 The pace of implementation for the Affordable Care Act, known by critics and the president himself as Obamacare, is picking up this fall. Starting October 1 you can start shopping for a health plan in Washington state's new insurance exchange called Healthplanfinder. Obamacare is supposed to be fully in place by early next year. But there’s still a lot of confusion. Ross Reynolds tries to cut through some of that confusion by talking with Washington state Insurance Commissioner Mike Kreidler and taking listener calls.

This Week In Fish

Aug 12, 2013
Flickr Photo/Ingrid Taylar

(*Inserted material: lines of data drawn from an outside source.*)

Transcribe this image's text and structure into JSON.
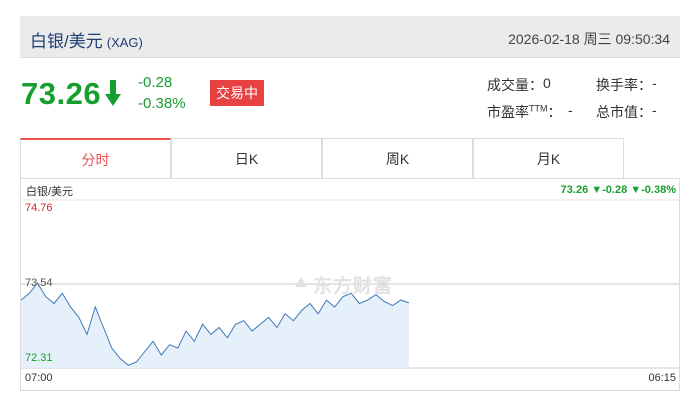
{
  "header": {
    "title": "白银/美元",
    "code": "(XAG)",
    "datetime": "2026-02-18 周三 09:50:34"
  },
  "quote": {
    "price": "73.26",
    "change": "-0.28",
    "change_pct": "-0.38%",
    "status": "交易中"
  },
  "stats": {
    "volume_label": "成交量：",
    "volume_value": "0",
    "turnover_label": "换手率：",
    "turnover_value": "-",
    "pe_label": "市盈率",
    "pe_sup": "TTM",
    "pe_colon": "：",
    "pe_value": "-",
    "mktcap_label": "总市值：",
    "mktcap_value": "-"
  },
  "tabs": [
    "分时",
    "日K",
    "周K",
    "月K"
  ],
  "colors": {
    "down": "#169f2c",
    "up": "#d6262b",
    "accent": "#e8524f",
    "line": "#3f79b5"
  },
  "chart": {
    "name": "白银/美元",
    "quote_line": "73.26 ▼-0.28 ▼-0.38%",
    "y_max_label": "74.76",
    "y_mid_label": "73.54",
    "y_min_label": "72.31",
    "x_start_label": "07:00",
    "x_end_label": "06:15",
    "watermark": "东方财富"
  },
  "chart_data": {
    "type": "area",
    "ylim": [
      72.31,
      74.76
    ],
    "reference": 73.54,
    "x": [
      0,
      1,
      2,
      3,
      4,
      5,
      6,
      7,
      8,
      9,
      10,
      11,
      12,
      13,
      14,
      15,
      16,
      17,
      18,
      19,
      20,
      21,
      22,
      23,
      24,
      25,
      26,
      27,
      28,
      29,
      30,
      31,
      32,
      33,
      34,
      35,
      36,
      37,
      38,
      39,
      40,
      41,
      42,
      43,
      44,
      45,
      46,
      47
    ],
    "values": [
      73.3,
      73.4,
      73.55,
      73.35,
      73.25,
      73.4,
      73.2,
      73.05,
      72.8,
      73.2,
      72.9,
      72.6,
      72.45,
      72.35,
      72.4,
      72.55,
      72.7,
      72.5,
      72.65,
      72.6,
      72.85,
      72.7,
      72.95,
      72.8,
      72.9,
      72.75,
      72.95,
      73.0,
      72.85,
      72.95,
      73.05,
      72.9,
      73.1,
      73.0,
      73.15,
      73.25,
      73.1,
      73.3,
      73.2,
      73.35,
      73.4,
      73.25,
      73.3,
      73.38,
      73.28,
      73.22,
      73.3,
      73.26
    ],
    "total_points": 1395
  }
}
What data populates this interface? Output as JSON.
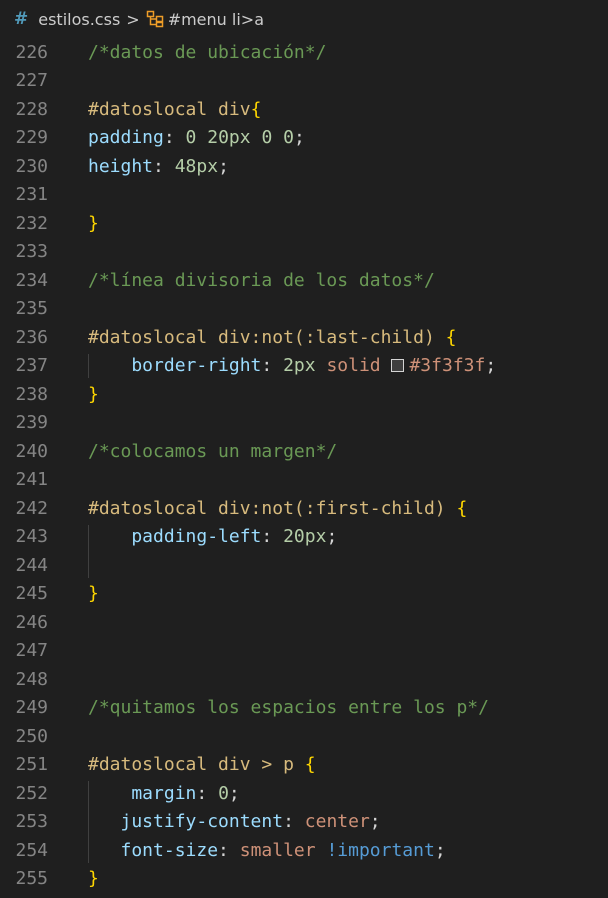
{
  "breadcrumb": {
    "file_icon": "css-hash-icon",
    "file": "estilos.css",
    "separator": ">",
    "symbol_icon": "symbol-class-icon",
    "symbol": "#menu li>a"
  },
  "lines": [
    {
      "n": "226",
      "tokens": [
        {
          "t": "/*datos de ubicación*/",
          "c": "comment"
        }
      ]
    },
    {
      "n": "227",
      "tokens": []
    },
    {
      "n": "228",
      "tokens": [
        {
          "t": "#datoslocal div",
          "c": "sel"
        },
        {
          "t": "{",
          "c": "brace"
        }
      ]
    },
    {
      "n": "229",
      "tokens": [
        {
          "t": "padding",
          "c": "prop"
        },
        {
          "t": ": ",
          "c": "punct"
        },
        {
          "t": "0",
          "c": "num"
        },
        {
          "t": " ",
          "c": "punct"
        },
        {
          "t": "20px",
          "c": "num"
        },
        {
          "t": " ",
          "c": "punct"
        },
        {
          "t": "0",
          "c": "num"
        },
        {
          "t": " ",
          "c": "punct"
        },
        {
          "t": "0",
          "c": "num"
        },
        {
          "t": ";",
          "c": "punct"
        }
      ]
    },
    {
      "n": "230",
      "tokens": [
        {
          "t": "height",
          "c": "prop"
        },
        {
          "t": ": ",
          "c": "punct"
        },
        {
          "t": "48px",
          "c": "num"
        },
        {
          "t": ";",
          "c": "punct"
        }
      ]
    },
    {
      "n": "231",
      "tokens": []
    },
    {
      "n": "232",
      "tokens": [
        {
          "t": "}",
          "c": "brace"
        }
      ]
    },
    {
      "n": "233",
      "tokens": []
    },
    {
      "n": "234",
      "tokens": [
        {
          "t": "/*línea divisoria de los datos*/",
          "c": "comment"
        }
      ]
    },
    {
      "n": "235",
      "tokens": []
    },
    {
      "n": "236",
      "tokens": [
        {
          "t": "#datoslocal div:not(:last-child)",
          "c": "sel"
        },
        {
          "t": " ",
          "c": "punct"
        },
        {
          "t": "{",
          "c": "brace"
        }
      ]
    },
    {
      "n": "237",
      "tokens": [
        {
          "t": "    border-right",
          "c": "prop"
        },
        {
          "t": ": ",
          "c": "punct"
        },
        {
          "t": "2px",
          "c": "num"
        },
        {
          "t": " ",
          "c": "punct"
        },
        {
          "t": "solid",
          "c": "val"
        },
        {
          "t": " ",
          "c": "punct"
        },
        {
          "swatch": true
        },
        {
          "t": "#3f3f3f",
          "c": "val"
        },
        {
          "t": ";",
          "c": "punct"
        }
      ]
    },
    {
      "n": "238",
      "tokens": [
        {
          "t": "}",
          "c": "brace"
        }
      ]
    },
    {
      "n": "239",
      "tokens": []
    },
    {
      "n": "240",
      "tokens": [
        {
          "t": "/*colocamos un margen*/",
          "c": "comment"
        }
      ]
    },
    {
      "n": "241",
      "tokens": []
    },
    {
      "n": "242",
      "tokens": [
        {
          "t": "#datoslocal div:not(:first-child)",
          "c": "sel"
        },
        {
          "t": " ",
          "c": "punct"
        },
        {
          "t": "{",
          "c": "brace"
        }
      ]
    },
    {
      "n": "243",
      "tokens": [
        {
          "t": "    padding-left",
          "c": "prop"
        },
        {
          "t": ": ",
          "c": "punct"
        },
        {
          "t": "20px",
          "c": "num"
        },
        {
          "t": ";",
          "c": "punct"
        }
      ]
    },
    {
      "n": "244",
      "tokens": []
    },
    {
      "n": "245",
      "tokens": [
        {
          "t": "}",
          "c": "brace"
        }
      ]
    },
    {
      "n": "246",
      "tokens": []
    },
    {
      "n": "247",
      "tokens": []
    },
    {
      "n": "248",
      "tokens": []
    },
    {
      "n": "249",
      "tokens": [
        {
          "t": "/*quitamos los espacios entre los p*/",
          "c": "comment"
        }
      ]
    },
    {
      "n": "250",
      "tokens": []
    },
    {
      "n": "251",
      "tokens": [
        {
          "t": "#datoslocal div > p",
          "c": "sel"
        },
        {
          "t": " ",
          "c": "punct"
        },
        {
          "t": "{",
          "c": "brace"
        }
      ]
    },
    {
      "n": "252",
      "tokens": [
        {
          "t": "    margin",
          "c": "prop"
        },
        {
          "t": ": ",
          "c": "punct"
        },
        {
          "t": "0",
          "c": "num"
        },
        {
          "t": ";",
          "c": "punct"
        }
      ]
    },
    {
      "n": "253",
      "tokens": [
        {
          "t": "   justify-content",
          "c": "prop"
        },
        {
          "t": ": ",
          "c": "punct"
        },
        {
          "t": "center",
          "c": "val"
        },
        {
          "t": ";",
          "c": "punct"
        }
      ]
    },
    {
      "n": "254",
      "tokens": [
        {
          "t": "   font-size",
          "c": "prop"
        },
        {
          "t": ": ",
          "c": "punct"
        },
        {
          "t": "smaller",
          "c": "val"
        },
        {
          "t": " ",
          "c": "punct"
        },
        {
          "t": "!important",
          "c": "imp"
        },
        {
          "t": ";",
          "c": "punct"
        }
      ]
    },
    {
      "n": "255",
      "tokens": [
        {
          "t": "}",
          "c": "brace"
        }
      ]
    }
  ]
}
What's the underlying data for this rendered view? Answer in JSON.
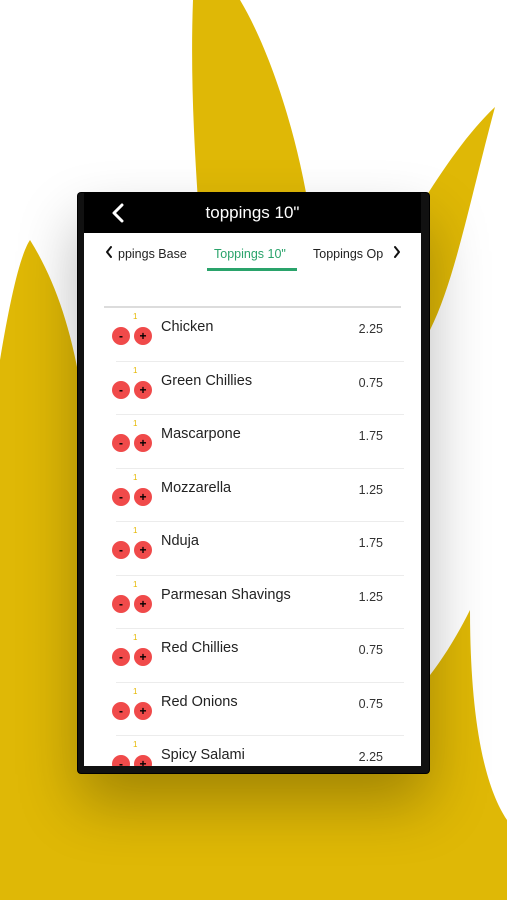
{
  "colors": {
    "flame": "#dfb806",
    "navbar": "#000000",
    "accent": "#2aa36b",
    "qty_button": "#f04a4a"
  },
  "navbar": {
    "title": "toppings 10\"",
    "back_icon": "chevron-left-icon"
  },
  "tabs": {
    "left_icon": "chevron-left-icon",
    "right_icon": "chevron-right-icon",
    "items": [
      {
        "label": "ppings Base"
      },
      {
        "label": "Toppings 10\"",
        "active": true
      },
      {
        "label": "Toppings Op"
      }
    ]
  },
  "controls": {
    "minus": "-",
    "plus": "+",
    "qty": "1"
  },
  "items": [
    {
      "name": "Chicken",
      "price": "2.25"
    },
    {
      "name": "Green Chillies",
      "price": "0.75"
    },
    {
      "name": "Mascarpone",
      "price": "1.75"
    },
    {
      "name": "Mozzarella",
      "price": "1.25"
    },
    {
      "name": "Nduja",
      "price": "1.75"
    },
    {
      "name": "Parmesan Shavings",
      "price": "1.25"
    },
    {
      "name": "Red Chillies",
      "price": "0.75"
    },
    {
      "name": "Red Onions",
      "price": "0.75"
    },
    {
      "name": "Spicy Salami",
      "price": "2.25"
    }
  ]
}
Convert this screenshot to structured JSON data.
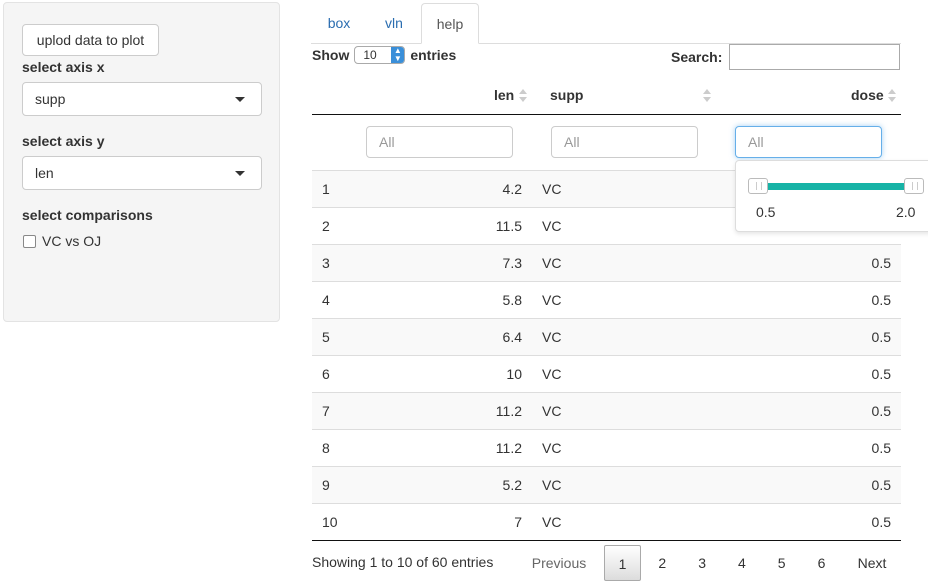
{
  "sidebar": {
    "upload_button": "uplod data to plot",
    "axis_x_label": "select axis x",
    "axis_x_value": "supp",
    "axis_y_label": "select axis y",
    "axis_y_value": "len",
    "comparisons_label": "select comparisons",
    "comparison_option": "VC vs OJ"
  },
  "tabs": [
    "box",
    "vln",
    "help"
  ],
  "table_controls": {
    "show_label": "Show",
    "entries_value": "10",
    "entries_label": "entries",
    "search_label": "Search:"
  },
  "columns": [
    "len",
    "supp",
    "dose"
  ],
  "filter_placeholder": "All",
  "dose_slider": {
    "min": "0.5",
    "max": "2.0"
  },
  "rows": [
    {
      "idx": "1",
      "len": "4.2",
      "supp": "VC",
      "dose": ""
    },
    {
      "idx": "2",
      "len": "11.5",
      "supp": "VC",
      "dose": ""
    },
    {
      "idx": "3",
      "len": "7.3",
      "supp": "VC",
      "dose": "0.5"
    },
    {
      "idx": "4",
      "len": "5.8",
      "supp": "VC",
      "dose": "0.5"
    },
    {
      "idx": "5",
      "len": "6.4",
      "supp": "VC",
      "dose": "0.5"
    },
    {
      "idx": "6",
      "len": "10",
      "supp": "VC",
      "dose": "0.5"
    },
    {
      "idx": "7",
      "len": "11.2",
      "supp": "VC",
      "dose": "0.5"
    },
    {
      "idx": "8",
      "len": "11.2",
      "supp": "VC",
      "dose": "0.5"
    },
    {
      "idx": "9",
      "len": "5.2",
      "supp": "VC",
      "dose": "0.5"
    },
    {
      "idx": "10",
      "len": "7",
      "supp": "VC",
      "dose": "0.5"
    }
  ],
  "footer": {
    "info": "Showing 1 to 10 of 60 entries",
    "previous": "Previous",
    "next": "Next",
    "pages": [
      "1",
      "2",
      "3",
      "4",
      "5",
      "6"
    ]
  }
}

An eight-foot-long sturgeon was found dead in Lake Washington two weeks ago. That same weekend, a fisherman caught an exotic piranha-like fish in a lake near Marysville. What do these fishy events have to do with each other? Turns out they tell a story about marine conservation. Ross Reynolds talks with Tim Essington, an associate professor in Aquatic and Fishery Sciences at the University of Washington.

So You Want To Be A Clown?

Aug 12, 2013

You don’t have to run away to join the circus – this week a camp kicks off in Seattle where kids between the ages of eight and 21 can go and train to learn how to juggle, tumble, walk a tight rope and more. But not everyone can pull off a clown nose. Would-be clown Ben Sherrill recounts the story of how he tried – and failed – to become a clown.

Pages